Levin Testimony to Senate Environment and Public Works Committee on Harbor Maintenance
Thursday, January 31, 2013
Thank you, Chairman Boxer and Ranking Member Vitter for holding this important hearing on the Harbor Maintenance Trust Fund and the need to invest in our nation’s ports and harbors.
I introduced S. 412 in the last Congress with Senator Hutchison and over 30 other cosponsors, which addresses the very issue of this hearing. Tomorrow, I will be re-introducing the same bill with Senator Johnny Isakson as principal co-sponsor, and I expect a similarly large number of cosponsors. I am attaching a copy of the bill to my testimony. I thank Chairman Boxer and Ranking Member Vitter for being cosponsors. I am also heartened that a “Sense of Congress” based on the legislation was included in last year’s transportation reauthorization bill, MAP-21, which was managed by this committee and enacted into law. That provision made clear that inadequate investment in dredging is threatening the economic competitiveness of the United States. This situation simply must be addressed.
Because I am most familiar with the Great Lakes, my testimony will focus on that navigation system. The Great Lakes has 140 federally-authorized harbors and waterways, three federal lock facilities, 610 miles of federal navigation channels, 20 active confined disposal facilities, and 104 miles of federal navigation structures that include breakwaters, piers, and jetties. The system has been inadequately funded over the years, and the Great Lakes have a backlog in dredging of about 20 million cubic yards for commercial harbors, which is estimated to cost $200 million to address. When channels and harbors silt in, harbors are threatened with closure, boaters are obstructed from getting to safe harbor which threatens lives, and vessels are required to light-load, causing shippers to lose millions of dollars of freight shipments, hampering our economic competitiveness.
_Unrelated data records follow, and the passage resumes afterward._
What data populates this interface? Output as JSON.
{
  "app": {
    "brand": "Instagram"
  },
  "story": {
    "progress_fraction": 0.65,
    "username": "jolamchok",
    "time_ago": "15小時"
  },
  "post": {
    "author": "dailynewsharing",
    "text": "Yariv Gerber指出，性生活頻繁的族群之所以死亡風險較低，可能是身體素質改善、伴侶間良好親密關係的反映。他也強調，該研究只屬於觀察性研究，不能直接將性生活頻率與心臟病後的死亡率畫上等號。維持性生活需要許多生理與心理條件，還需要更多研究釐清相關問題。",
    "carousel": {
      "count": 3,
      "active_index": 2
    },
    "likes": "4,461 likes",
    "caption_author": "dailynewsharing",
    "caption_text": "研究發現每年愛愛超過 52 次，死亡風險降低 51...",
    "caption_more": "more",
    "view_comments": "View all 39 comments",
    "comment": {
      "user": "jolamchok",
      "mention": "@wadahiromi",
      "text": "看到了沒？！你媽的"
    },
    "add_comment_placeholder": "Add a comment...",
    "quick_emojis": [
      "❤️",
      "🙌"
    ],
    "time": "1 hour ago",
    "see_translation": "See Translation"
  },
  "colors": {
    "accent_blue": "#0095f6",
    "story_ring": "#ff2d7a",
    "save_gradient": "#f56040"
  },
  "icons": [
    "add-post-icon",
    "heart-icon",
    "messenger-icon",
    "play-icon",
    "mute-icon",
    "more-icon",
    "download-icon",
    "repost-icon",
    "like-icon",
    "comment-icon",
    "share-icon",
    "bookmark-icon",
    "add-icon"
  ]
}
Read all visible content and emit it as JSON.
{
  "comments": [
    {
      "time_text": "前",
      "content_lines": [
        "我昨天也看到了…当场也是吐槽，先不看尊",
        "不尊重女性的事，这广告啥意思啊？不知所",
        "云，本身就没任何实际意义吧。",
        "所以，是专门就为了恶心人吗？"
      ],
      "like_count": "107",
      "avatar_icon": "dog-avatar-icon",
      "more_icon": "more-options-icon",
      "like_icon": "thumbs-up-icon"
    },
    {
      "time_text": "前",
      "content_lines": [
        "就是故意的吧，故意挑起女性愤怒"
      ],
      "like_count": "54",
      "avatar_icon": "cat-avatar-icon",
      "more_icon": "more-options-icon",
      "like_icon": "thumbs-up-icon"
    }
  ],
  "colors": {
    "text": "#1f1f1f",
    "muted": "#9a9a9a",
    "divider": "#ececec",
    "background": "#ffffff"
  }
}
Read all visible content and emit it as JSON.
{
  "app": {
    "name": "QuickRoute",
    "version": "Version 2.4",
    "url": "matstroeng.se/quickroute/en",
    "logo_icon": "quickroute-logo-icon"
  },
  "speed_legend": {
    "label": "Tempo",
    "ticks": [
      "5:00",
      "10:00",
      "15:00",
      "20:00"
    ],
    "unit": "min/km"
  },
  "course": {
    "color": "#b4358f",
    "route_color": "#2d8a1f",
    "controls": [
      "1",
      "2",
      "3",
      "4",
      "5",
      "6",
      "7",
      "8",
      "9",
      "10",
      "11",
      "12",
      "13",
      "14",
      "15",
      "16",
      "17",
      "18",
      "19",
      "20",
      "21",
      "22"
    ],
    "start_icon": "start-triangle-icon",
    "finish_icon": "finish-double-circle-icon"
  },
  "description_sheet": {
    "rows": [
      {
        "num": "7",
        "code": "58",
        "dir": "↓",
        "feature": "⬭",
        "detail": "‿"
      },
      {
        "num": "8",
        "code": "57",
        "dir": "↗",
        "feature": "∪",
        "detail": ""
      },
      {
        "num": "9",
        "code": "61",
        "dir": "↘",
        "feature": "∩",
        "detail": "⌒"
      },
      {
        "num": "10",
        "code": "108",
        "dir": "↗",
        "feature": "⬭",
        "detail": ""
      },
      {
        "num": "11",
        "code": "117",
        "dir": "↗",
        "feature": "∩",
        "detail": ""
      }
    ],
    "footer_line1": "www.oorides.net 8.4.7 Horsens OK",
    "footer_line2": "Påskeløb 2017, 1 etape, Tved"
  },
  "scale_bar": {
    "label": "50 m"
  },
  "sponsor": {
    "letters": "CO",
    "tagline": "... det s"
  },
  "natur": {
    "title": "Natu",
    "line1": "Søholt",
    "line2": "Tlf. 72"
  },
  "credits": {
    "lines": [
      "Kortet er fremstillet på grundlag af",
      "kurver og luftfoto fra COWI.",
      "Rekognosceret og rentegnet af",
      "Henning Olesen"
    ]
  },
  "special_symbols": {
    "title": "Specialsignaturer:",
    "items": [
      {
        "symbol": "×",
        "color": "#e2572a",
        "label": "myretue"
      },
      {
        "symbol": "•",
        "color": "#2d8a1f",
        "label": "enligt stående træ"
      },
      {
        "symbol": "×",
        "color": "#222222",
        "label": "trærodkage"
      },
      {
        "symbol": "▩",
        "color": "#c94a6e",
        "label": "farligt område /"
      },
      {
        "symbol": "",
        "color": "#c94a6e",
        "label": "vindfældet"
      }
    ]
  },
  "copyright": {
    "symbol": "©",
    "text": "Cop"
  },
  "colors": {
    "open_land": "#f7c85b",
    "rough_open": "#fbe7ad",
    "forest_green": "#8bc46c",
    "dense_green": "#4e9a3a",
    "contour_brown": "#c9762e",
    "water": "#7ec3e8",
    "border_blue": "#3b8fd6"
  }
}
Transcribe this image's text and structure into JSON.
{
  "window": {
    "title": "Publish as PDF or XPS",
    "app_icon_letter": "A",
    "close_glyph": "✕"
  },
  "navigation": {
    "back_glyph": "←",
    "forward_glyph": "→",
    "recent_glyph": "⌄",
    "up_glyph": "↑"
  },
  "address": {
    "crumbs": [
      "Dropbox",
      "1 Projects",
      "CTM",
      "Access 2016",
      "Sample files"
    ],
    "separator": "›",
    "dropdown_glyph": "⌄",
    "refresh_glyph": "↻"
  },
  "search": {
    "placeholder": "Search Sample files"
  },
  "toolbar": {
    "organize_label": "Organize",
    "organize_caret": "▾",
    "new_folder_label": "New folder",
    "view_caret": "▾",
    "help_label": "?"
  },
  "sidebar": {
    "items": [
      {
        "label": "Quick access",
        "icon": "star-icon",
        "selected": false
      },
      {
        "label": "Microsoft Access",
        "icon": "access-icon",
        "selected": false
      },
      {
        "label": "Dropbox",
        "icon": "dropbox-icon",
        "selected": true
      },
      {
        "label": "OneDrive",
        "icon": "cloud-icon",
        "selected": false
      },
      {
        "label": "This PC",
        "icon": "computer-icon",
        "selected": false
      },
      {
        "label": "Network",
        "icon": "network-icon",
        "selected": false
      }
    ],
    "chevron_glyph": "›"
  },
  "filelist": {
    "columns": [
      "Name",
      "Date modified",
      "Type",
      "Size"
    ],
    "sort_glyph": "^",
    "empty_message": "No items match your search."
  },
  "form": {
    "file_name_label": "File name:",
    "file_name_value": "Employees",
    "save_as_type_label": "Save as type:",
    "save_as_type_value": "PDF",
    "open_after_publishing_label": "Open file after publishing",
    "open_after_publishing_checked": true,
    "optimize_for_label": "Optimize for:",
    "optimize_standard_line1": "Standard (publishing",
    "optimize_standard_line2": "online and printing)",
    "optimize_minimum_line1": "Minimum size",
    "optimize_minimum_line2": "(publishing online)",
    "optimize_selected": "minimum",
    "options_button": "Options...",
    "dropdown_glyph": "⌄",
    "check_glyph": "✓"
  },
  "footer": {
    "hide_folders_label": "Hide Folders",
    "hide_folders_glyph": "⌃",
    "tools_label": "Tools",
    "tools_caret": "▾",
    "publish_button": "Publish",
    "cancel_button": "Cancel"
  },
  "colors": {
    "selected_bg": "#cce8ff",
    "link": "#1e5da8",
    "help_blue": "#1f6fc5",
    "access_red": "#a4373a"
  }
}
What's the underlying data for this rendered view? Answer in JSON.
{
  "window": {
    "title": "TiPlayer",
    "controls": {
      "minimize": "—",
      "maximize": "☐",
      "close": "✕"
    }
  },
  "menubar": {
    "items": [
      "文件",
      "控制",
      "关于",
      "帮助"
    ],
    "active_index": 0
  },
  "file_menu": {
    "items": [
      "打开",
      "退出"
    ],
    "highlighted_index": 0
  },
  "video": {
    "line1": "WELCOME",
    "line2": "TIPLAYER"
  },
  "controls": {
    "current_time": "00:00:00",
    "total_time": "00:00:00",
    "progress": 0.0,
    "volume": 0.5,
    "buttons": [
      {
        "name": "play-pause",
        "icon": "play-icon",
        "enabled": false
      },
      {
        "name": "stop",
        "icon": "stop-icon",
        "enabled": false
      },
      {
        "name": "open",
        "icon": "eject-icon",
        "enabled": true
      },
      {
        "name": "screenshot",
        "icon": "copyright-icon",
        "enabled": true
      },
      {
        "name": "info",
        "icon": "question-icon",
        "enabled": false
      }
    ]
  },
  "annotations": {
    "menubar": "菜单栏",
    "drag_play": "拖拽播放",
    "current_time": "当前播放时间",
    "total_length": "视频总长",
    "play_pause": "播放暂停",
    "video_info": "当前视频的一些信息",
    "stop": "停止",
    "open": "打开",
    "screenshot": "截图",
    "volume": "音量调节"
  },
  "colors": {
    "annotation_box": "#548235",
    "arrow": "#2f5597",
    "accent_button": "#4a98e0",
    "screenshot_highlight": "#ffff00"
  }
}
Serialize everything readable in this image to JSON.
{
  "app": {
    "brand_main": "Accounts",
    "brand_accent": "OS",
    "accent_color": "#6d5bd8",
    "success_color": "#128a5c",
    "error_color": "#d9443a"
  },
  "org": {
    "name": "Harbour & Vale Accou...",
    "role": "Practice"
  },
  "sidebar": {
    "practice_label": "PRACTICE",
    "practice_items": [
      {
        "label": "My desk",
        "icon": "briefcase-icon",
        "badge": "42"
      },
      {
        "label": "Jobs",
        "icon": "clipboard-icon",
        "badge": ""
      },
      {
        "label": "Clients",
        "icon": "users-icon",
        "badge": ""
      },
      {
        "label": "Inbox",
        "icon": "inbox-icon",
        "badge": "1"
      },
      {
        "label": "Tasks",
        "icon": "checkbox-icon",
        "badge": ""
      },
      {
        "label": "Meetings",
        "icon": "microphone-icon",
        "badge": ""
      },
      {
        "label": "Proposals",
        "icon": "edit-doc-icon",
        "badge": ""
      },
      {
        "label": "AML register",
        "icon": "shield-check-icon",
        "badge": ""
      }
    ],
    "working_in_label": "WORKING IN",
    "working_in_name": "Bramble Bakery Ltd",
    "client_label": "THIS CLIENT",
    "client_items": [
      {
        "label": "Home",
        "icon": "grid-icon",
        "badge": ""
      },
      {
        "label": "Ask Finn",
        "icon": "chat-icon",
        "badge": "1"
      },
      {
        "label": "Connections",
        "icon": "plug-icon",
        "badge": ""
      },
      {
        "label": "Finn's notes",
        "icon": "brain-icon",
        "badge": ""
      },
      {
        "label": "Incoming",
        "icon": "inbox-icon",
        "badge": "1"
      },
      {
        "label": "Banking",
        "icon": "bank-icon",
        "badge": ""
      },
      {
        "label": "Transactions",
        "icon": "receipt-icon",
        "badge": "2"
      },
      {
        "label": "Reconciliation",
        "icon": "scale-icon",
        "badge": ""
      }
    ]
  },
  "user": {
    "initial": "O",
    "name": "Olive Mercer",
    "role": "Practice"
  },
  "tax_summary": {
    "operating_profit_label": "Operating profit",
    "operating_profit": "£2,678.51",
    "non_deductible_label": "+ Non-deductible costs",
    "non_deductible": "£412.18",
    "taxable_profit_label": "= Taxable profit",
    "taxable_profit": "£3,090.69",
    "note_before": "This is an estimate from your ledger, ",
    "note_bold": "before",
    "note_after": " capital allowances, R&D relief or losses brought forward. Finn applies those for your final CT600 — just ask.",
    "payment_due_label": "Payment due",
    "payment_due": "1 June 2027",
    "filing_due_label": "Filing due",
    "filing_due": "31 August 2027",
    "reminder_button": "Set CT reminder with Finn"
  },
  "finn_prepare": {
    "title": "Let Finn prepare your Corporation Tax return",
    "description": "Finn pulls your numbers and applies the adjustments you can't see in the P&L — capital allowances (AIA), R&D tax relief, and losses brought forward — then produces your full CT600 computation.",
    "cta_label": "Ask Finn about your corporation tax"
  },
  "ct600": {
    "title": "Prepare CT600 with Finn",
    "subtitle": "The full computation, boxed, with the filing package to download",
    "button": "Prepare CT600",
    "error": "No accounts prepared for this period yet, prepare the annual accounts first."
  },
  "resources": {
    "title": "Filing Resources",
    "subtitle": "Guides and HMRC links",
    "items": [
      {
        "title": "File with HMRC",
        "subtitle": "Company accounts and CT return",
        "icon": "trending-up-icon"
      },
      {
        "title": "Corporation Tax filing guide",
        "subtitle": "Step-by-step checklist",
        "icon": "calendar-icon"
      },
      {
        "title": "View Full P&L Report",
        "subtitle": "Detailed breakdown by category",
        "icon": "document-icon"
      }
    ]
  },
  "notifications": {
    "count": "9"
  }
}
The situation has been exacerbated by water levels that hit historic lows this past year. The Army Corps of Engineers reports that Lakes Michigan and Huron are more than two feet below their long-term average. Lake Superior is more than one foot below its long-term average. These low water levels require additional dredging and yet budget requests and appropriations have been declining over the past few years.
The worst part of this problem is that we have over $7 billion in the Harbor Maintenance Trust Fund that should be used for harbor maintenance, and yet that surplus is being used for purposes other than harbor maintenance. Shippers are the ones who pay into the fund for harbor maintenance and that is the purpose the funds should be used for. In fiscal year 2013, $1.7 billion in fees is expected to be deposited into the Harbor Maintenance Trust Fund. Yet, about half of that amount, or $872 million, was included in the budget request for harbor maintenance. This situation is unfair and needs to be corrected.
The Great Lakes navigation system handles over 160 million tons of cargo, and accounts for about 10% of all U.S. waterborne domestic traffic, generating billions of dollars of economic value and supporting hundreds of thousands of jobs. The system supports 129,000 U.S. jobs, contributes $18 billion to the economy, provides $2.7 billion in tax revenues, and save the country $3.6 billion compared to alternative transportation modes. Further, properly maintaining this system has environmental benefits: a cargo of 1,000 tons transported by a Great Lakes carrier produces 90% less carbon dioxide as compared to the same cargo transported by truck and 70% less than the same cargo transported by rail. The Great Lakes navigational infrastructure is essential to the strength of our economy and the protection of lives and property. Providing funding to adequately maintain this infrastructure needs to be prioritized.
I look forward to working with you in crafting legislation to ensure our nation’s navigation systems are maintained and improved. Thank you for the opportunity to provide testimony to you today.